Once upon a time (long, long ago), there was a quiltmaker who decided to make her oldest daughter a scrappy basket quilt. Her daughter was in high school and so the quiltmaker started the blocks for a double size quilt knowing that she would have several years to make the quilt before her daughter would need such a large quilt.
And then there was this long pause . . . . . . . . . . . . my daughter graduated from high school in 1990.
Every time I come across these blocks in one of my studio tidy-ups, I think "I love these blocks, I have to finish this quilt". So this year, I put it on my list of 12 UFO's (there are more than 12 up there) for the APQ Resolution challenge -- and it's number came up for July (yes, I know this is August).

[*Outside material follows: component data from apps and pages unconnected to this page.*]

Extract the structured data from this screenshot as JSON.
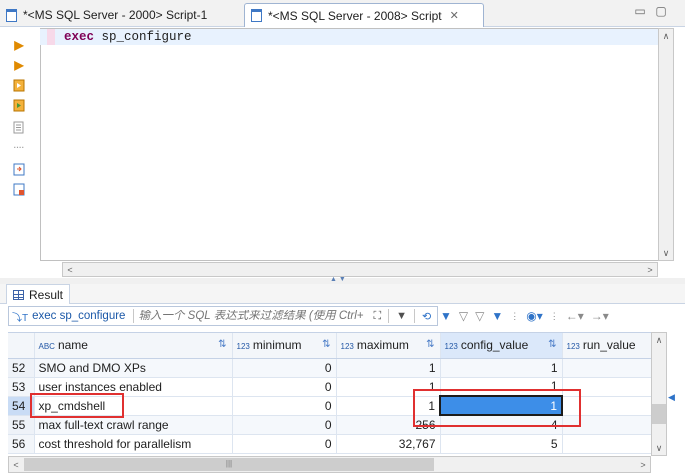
{
  "tabs": [
    {
      "label": "*<MS SQL Server - 2000> Script-1",
      "active": false
    },
    {
      "label": "*<MS SQL Server - 2008> Script",
      "active": true
    }
  ],
  "window": {
    "minimize": "▭",
    "maximize": "▢",
    "close_tab": "✕"
  },
  "editor": {
    "keyword": "exec",
    "procedure": "sp_configure"
  },
  "result": {
    "tab_label": "Result",
    "query_label": "exec sp_configure",
    "filter_placeholder": "输入一个 SQL 表达式来过滤结果 (使用 Ctrl+",
    "columns": [
      {
        "type": "ABC",
        "name": "name"
      },
      {
        "type": "123",
        "name": "minimum"
      },
      {
        "type": "123",
        "name": "maximum"
      },
      {
        "type": "123",
        "name": "config_value"
      },
      {
        "type": "123",
        "name": "run_value"
      }
    ],
    "rows": [
      {
        "n": "52",
        "name": "SMO and DMO XPs",
        "minimum": "0",
        "maximum": "1",
        "config_value": "1",
        "run_value": ""
      },
      {
        "n": "53",
        "name": "user instances enabled",
        "minimum": "0",
        "maximum": "1",
        "config_value": "1",
        "run_value": ""
      },
      {
        "n": "54",
        "name": "xp_cmdshell",
        "minimum": "0",
        "maximum": "1",
        "config_value": "1",
        "run_value": ""
      },
      {
        "n": "55",
        "name": "max full-text crawl range",
        "minimum": "0",
        "maximum": "256",
        "config_value": "4",
        "run_value": ""
      },
      {
        "n": "56",
        "name": "cost threshold for parallelism",
        "minimum": "0",
        "maximum": "32,767",
        "config_value": "5",
        "run_value": ""
      }
    ]
  },
  "colors": {
    "accent": "#2f73c8",
    "selection": "#3d8ee8",
    "annotation": "#e03030",
    "keyword": "#7f0055"
  }
}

One of the reasons I didn't finish it was that I needed one more block for "the plan". I know from prior experience that making one more block the same size would be a challenge -- you see, these blocks were made in the days before 1/4" presser feet -- so I've never tried to make one more.
Now lest you think my daughter is quilt-less, no worries -- she has at least a dozen finished ones!! And one more large one isn't really necessary. So to facilitate this finish, I repurposed the blocks and divided them up into 3 sets to make lap size quilt tops for my charity work.
Years ago, I taught "settings" workshops based on Sharyn Craig's terrific book, Setting Solutions. I go back to her creative ideas frequently and framing all of the blocks to create faux sashing addressed several issues. It's been out of print but is again available currently as an e-book. You can connect to it HERE. I recommend it highly!!
I sashed all the blocks, some in a variety of prints and some with the background fabric. Then I trimmed them to the same size to camouflage the inconsistencies.
The center blocks have background sashing around them.
The setting triangles were created with 4 triangles from the leftovers I had (wisely) kept with the blocks. I "sashed" two edges with the same width strips I used for the basket blocks but doubled the width for the outside edge to gain some "float" between the corners of the blocks and the final borders.
The corner triangles presented a bit of a challenge -- there were a couple trial and error stitching and trimming sessions but in the end they work! In the picture above, the upper left corner blue triangle doesn't quite align with the triangles in the side setting triangle and it bothered me. The right corner is better and the third try.
As I was contemplating border fabric, I realized that I should tidy up my workwall. Usually there are several unrelated projects on the wall (so I don't lose track of them?) and as you can see in this picture, that can be distracting.
So I tidied things up to eliminate the distractions.
I think it will be a good change and make decision making easier!!
I brought one of my portable work walls that I take to workshops up to the studio to use for keeping those few projects "in sight" (and off the work wall) and installed a bulletin board that has been malingering in a corner for keeping track of schedules and notices.
Still one week of tidying to go though I have to admit, I'm currently doing more stitching than tidying. I must refocus so this weekend, I'll target the messiest areas and strive to be zealous next week!!
There's been lots of comments about the tidying over the past month -- isn't it nice to know we are all in good company!!
The book sounds really helpful. I confess that I lack creativity when it comes to assembling blocks and tend to simply sew together or sash and then sew. I love this layout.ReplyDelete
The baskets have turned into a beautiful quilt! I suggest you go with the green fabric next, it makes a nice contract with the blues. I finished a project of my mother's that she pieced back in the 80's. I added sashing to the blocks then trimmed them up to make a consistent size block. But even now, with a 1/4" foot, my blocks aren't always the correct size. Oh well.ReplyDelete
Whoever receives these charity quilts will be thrilled.
So pretty and a UFO inspiration!ReplyDelete
It feels good when we dig out those UFO's and put them to good use. One of the pluses to our madness is waiting long enough makes them 'retro'! I'm glad to see I'm not the only one with multiple projects crowding my design wall, too.ReplyDelete
Wow this is a gorgeous setting! Really makes the blocks pop.ReplyDelete
Very nice !ReplyDelete
I really like your plans here Mary, finally placing those now 'vintage' blocks into quilts. That's a great idea about 'sashing'.ReplyDelete
What a nice UFO it is to work on. I like your setting.ReplyDelete
I have that book and treasure it. Sharon has really expanded my quilting skills. Love your process post. It gives me hope that I'll get some of those UFOs done, however I only have one from 91. Those are lovely blocks. I can see why you saved them all this time.ReplyDelete
Your charity really lucked out with these. These are going to be lovely quilts.ReplyDelete
Beautiful! LOVE your setting!ReplyDelete